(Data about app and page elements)

◆ ◆ ◆ ◆

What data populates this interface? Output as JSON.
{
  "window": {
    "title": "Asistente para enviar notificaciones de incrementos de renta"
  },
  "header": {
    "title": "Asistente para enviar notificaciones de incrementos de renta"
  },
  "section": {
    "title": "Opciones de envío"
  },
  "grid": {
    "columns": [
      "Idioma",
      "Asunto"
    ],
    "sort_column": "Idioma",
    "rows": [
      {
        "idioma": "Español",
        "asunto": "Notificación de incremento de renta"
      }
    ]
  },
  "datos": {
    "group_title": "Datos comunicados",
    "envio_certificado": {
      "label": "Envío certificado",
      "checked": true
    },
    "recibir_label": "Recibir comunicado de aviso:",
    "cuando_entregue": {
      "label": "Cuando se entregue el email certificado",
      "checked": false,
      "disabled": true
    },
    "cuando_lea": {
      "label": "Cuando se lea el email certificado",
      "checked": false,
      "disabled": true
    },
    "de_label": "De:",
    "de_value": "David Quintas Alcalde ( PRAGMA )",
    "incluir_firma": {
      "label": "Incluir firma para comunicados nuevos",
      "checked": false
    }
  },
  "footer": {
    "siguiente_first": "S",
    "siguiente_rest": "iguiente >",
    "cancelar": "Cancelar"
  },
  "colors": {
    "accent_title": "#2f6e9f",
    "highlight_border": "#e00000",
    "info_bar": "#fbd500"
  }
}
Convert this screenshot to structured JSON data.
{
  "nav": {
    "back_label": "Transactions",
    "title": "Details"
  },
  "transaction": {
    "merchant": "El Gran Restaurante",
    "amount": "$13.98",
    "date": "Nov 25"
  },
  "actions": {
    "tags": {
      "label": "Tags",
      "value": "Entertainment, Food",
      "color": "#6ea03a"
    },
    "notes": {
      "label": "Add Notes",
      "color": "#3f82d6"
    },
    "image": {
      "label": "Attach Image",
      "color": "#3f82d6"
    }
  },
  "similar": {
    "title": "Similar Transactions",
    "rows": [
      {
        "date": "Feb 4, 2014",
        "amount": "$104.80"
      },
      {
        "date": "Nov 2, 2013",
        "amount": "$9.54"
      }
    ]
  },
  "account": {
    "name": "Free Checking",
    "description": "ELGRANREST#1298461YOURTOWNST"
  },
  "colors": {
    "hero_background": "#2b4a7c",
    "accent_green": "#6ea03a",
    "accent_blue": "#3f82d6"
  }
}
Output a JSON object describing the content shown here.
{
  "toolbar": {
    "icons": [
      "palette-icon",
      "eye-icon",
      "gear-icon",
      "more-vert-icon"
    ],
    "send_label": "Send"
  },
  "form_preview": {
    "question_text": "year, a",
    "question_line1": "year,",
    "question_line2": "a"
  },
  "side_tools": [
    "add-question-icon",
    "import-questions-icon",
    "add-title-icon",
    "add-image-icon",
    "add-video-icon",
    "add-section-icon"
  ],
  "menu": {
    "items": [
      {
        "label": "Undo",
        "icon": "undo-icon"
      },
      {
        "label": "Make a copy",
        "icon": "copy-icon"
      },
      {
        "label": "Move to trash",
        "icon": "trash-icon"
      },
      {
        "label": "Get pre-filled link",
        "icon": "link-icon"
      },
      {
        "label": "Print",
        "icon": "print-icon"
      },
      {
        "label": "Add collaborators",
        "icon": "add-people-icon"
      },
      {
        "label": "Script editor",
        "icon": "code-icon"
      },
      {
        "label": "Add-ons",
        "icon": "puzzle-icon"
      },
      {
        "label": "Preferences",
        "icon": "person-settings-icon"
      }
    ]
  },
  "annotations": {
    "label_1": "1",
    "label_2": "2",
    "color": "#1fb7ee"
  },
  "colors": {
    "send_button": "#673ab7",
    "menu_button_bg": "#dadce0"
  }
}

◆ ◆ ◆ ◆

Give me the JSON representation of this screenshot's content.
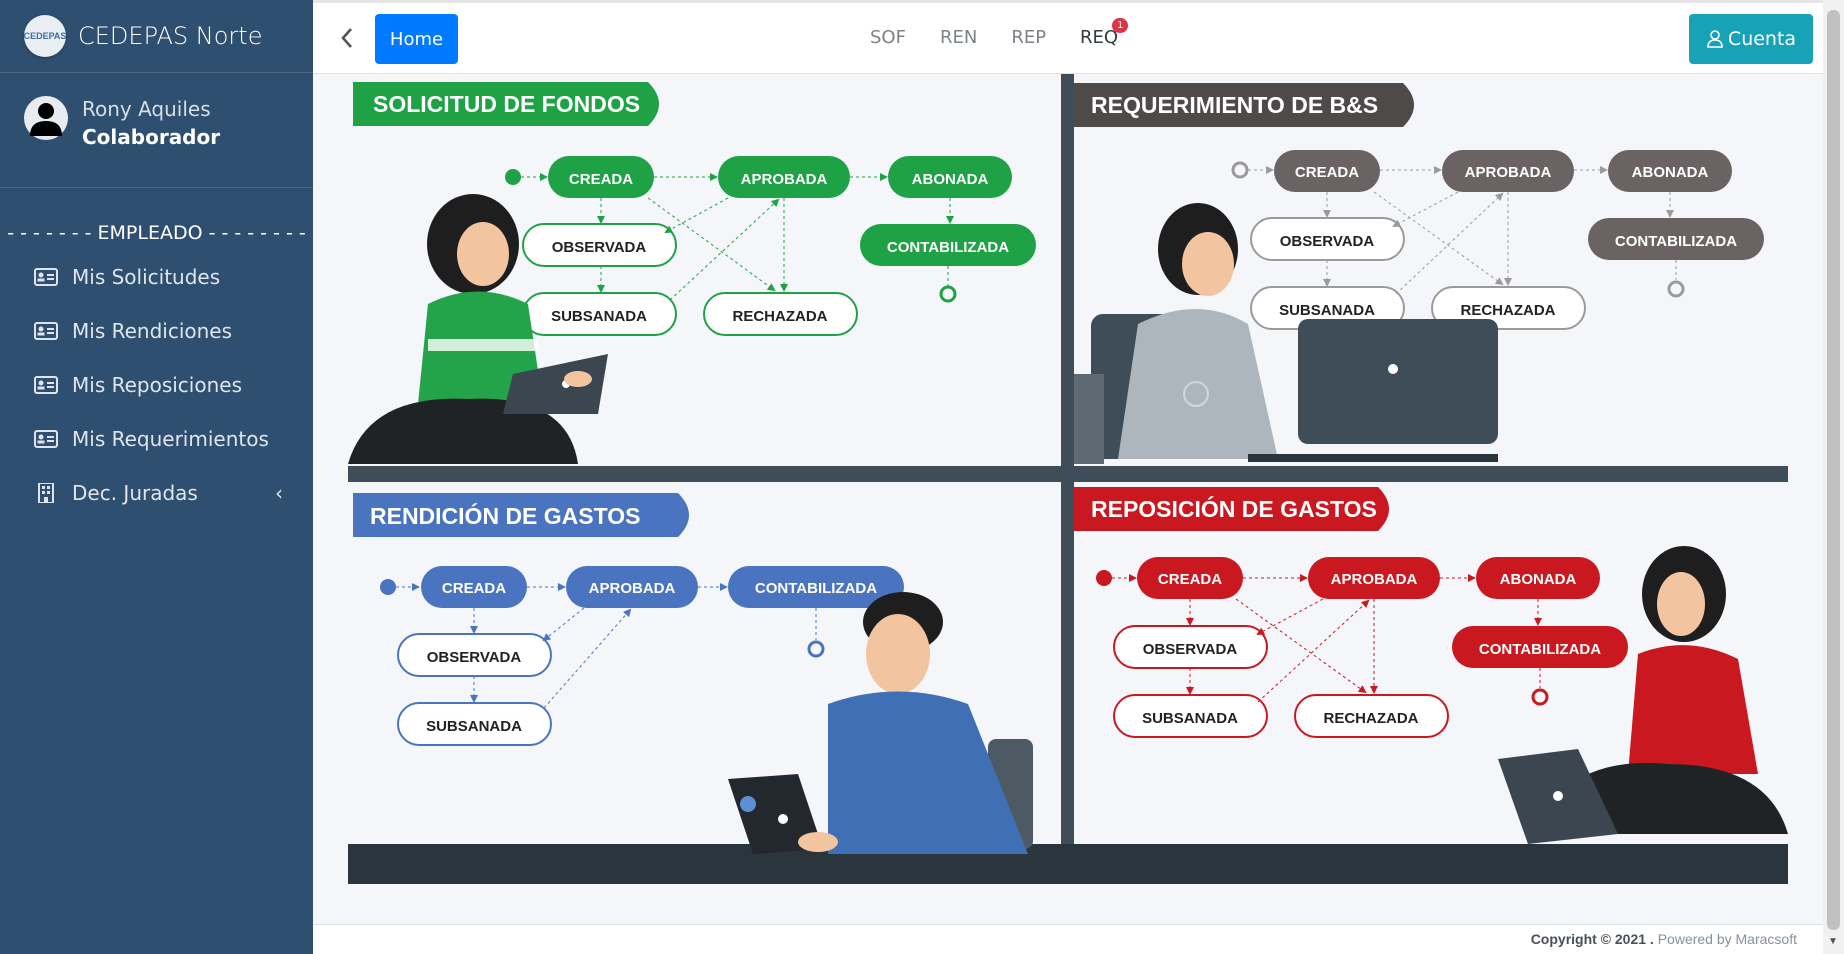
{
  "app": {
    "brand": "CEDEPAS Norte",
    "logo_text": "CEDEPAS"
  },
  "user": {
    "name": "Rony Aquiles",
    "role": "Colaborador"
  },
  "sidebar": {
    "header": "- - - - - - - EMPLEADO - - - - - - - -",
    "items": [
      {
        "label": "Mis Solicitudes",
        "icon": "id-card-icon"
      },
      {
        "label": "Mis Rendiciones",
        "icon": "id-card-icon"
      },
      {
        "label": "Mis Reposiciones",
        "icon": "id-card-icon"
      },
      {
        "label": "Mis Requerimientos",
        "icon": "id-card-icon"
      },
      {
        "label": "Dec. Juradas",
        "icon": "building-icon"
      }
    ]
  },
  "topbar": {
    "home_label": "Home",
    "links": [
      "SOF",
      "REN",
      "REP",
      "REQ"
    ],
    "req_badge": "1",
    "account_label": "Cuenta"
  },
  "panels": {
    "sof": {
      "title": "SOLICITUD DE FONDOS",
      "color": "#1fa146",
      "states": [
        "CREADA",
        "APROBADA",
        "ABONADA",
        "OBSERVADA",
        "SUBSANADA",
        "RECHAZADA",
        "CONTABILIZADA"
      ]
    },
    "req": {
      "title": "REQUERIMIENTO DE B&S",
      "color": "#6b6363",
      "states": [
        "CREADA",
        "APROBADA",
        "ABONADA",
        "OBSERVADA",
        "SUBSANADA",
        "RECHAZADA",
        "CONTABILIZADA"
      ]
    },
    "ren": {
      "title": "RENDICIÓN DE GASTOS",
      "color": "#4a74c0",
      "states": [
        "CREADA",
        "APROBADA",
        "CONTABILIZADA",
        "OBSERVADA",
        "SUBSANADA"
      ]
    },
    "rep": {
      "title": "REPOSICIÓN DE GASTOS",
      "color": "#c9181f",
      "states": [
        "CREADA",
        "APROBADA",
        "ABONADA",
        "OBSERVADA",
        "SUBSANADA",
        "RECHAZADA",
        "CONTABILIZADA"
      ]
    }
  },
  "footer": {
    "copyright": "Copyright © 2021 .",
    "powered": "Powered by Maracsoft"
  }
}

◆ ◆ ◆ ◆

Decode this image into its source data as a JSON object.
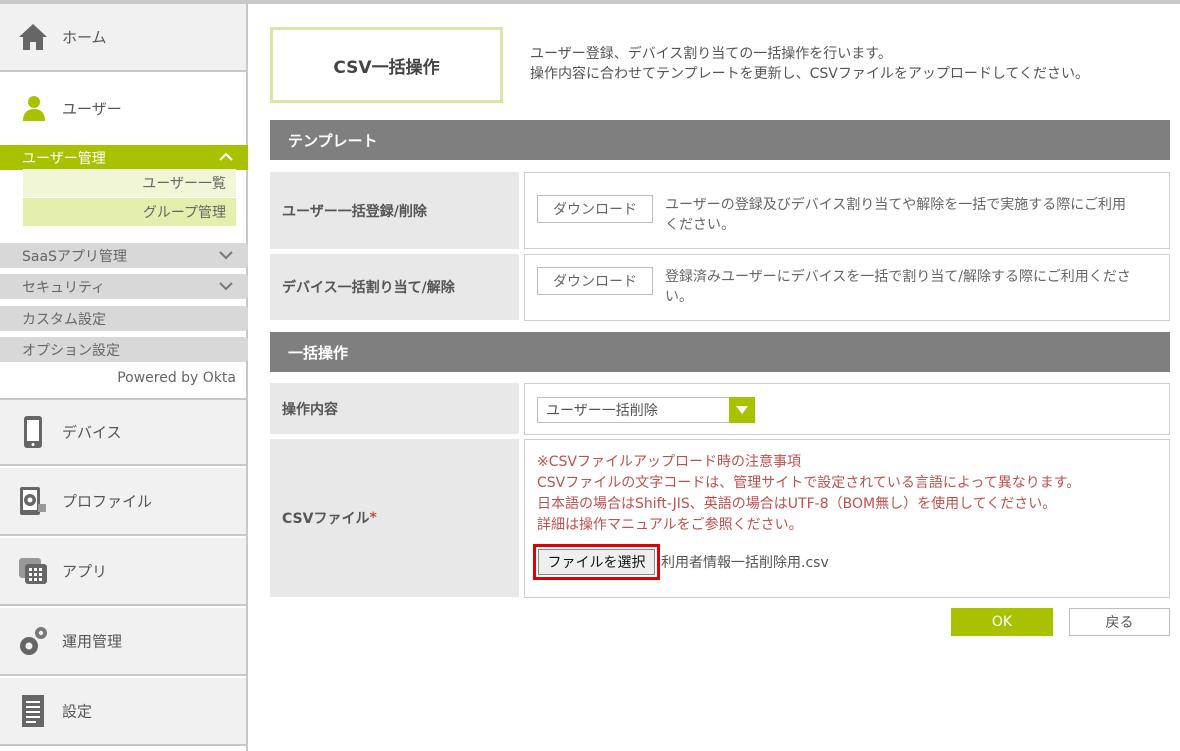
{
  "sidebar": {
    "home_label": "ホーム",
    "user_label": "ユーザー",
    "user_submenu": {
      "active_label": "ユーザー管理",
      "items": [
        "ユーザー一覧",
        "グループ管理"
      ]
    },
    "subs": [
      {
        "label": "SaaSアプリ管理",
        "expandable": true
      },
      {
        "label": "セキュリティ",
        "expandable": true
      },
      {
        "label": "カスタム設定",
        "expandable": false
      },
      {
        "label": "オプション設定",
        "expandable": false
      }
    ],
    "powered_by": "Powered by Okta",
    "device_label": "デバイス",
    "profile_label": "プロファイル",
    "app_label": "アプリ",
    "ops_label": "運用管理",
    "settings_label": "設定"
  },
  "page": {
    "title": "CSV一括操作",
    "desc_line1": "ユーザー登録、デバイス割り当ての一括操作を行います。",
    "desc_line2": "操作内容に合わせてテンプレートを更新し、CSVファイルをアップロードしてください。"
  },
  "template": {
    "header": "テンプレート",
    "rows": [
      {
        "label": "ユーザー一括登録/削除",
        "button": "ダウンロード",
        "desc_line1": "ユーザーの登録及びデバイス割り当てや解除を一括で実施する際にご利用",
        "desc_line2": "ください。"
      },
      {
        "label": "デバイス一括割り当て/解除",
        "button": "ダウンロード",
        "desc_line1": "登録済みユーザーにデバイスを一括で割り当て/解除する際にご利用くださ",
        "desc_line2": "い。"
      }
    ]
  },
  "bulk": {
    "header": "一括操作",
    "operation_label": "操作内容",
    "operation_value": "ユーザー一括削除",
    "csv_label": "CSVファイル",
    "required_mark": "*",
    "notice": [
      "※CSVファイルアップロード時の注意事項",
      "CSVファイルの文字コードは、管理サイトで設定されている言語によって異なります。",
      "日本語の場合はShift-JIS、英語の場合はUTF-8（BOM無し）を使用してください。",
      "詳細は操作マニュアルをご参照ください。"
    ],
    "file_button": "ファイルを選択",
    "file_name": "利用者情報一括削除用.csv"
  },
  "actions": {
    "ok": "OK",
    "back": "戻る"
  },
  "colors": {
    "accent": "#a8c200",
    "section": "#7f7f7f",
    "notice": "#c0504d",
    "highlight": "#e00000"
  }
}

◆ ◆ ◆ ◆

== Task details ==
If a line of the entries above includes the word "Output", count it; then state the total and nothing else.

== Reply to the exercise ==
2